▸ **ASSIGNED TASK**
Each line of the records containing "icon" is to be copied out and returned.

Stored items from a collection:
━━━━━━━━━━━━━━━━━━━━━━━━━━━━━━
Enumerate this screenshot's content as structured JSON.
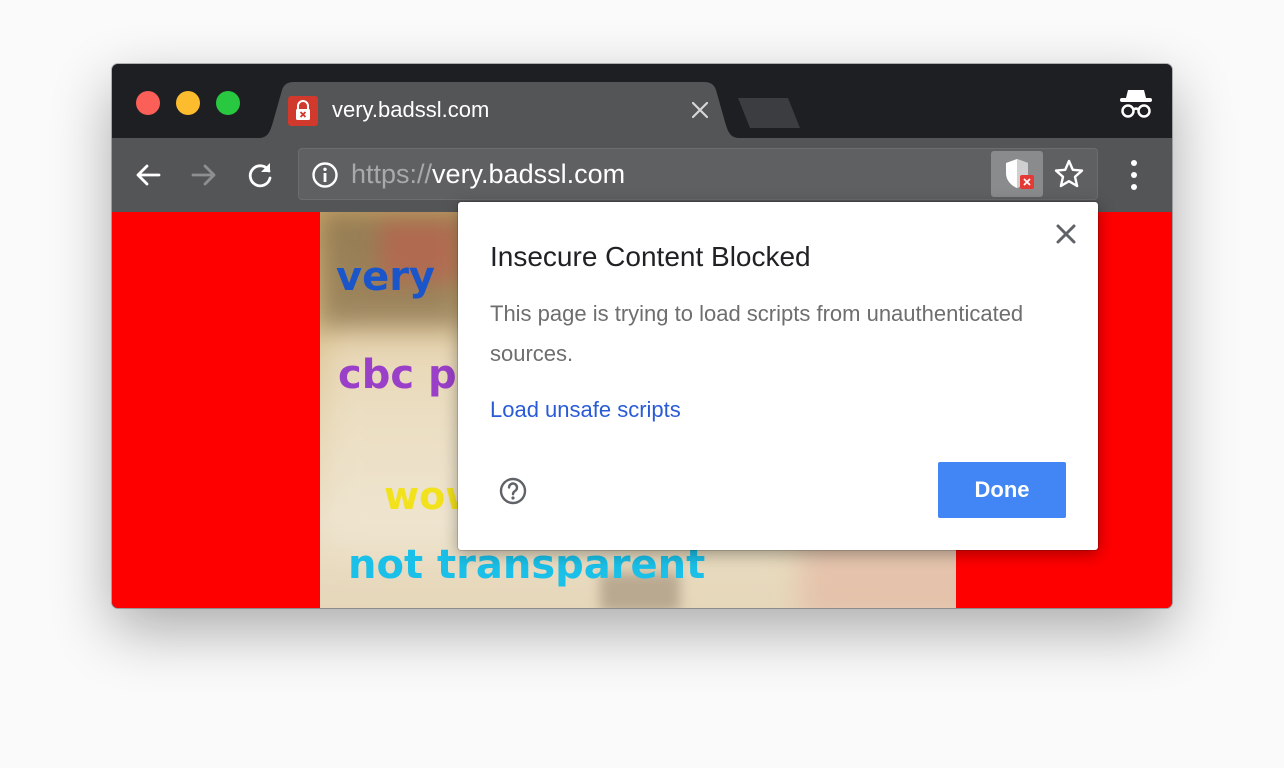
{
  "window": {
    "traffic_lights": {
      "close": "#fc5f57",
      "minimize": "#fdbc2e",
      "maximize": "#28c840"
    }
  },
  "tab": {
    "title": "very.badssl.com",
    "favicon_icon": "lock-error-icon",
    "close_icon": "close-icon"
  },
  "toolbar": {
    "back_icon": "arrow-left-icon",
    "forward_icon": "arrow-right-icon",
    "reload_icon": "reload-icon",
    "omnibox": {
      "info_icon": "info-icon",
      "url_scheme": "https://",
      "url_host": "very.badssl.com",
      "shield_icon": "shield-blocked-icon",
      "star_icon": "star-icon"
    },
    "menu_icon": "vertical-dots-icon",
    "incognito_icon": "incognito-icon"
  },
  "page": {
    "background": "#ff0000",
    "image_text": [
      "very",
      "cbc p",
      "wow",
      "not transparent"
    ]
  },
  "popup": {
    "title": "Insecure Content Blocked",
    "message": "This page is trying to load scripts from unauthenticated sources.",
    "link": "Load unsafe scripts",
    "help_icon": "help-circle-icon",
    "done_label": "Done",
    "done_color": "#4285f4",
    "link_color": "#2a5bd7"
  }
}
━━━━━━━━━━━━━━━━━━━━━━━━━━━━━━
▸ **SOLUTION TO THE EXERCISE**
    "favicon_icon": "lock-error-icon",
    "close_icon": "close-icon"
    "back_icon": "arrow-left-icon",
    "forward_icon": "arrow-right-icon",
    "reload_icon": "reload-icon",
      "info_icon": "info-icon",
      "shield_icon": "shield-blocked-icon",
      "star_icon": "star-icon"
    "menu_icon": "vertical-dots-icon",
    "incognito_icon": "incognito-icon"
    "help_icon": "help-circle-icon",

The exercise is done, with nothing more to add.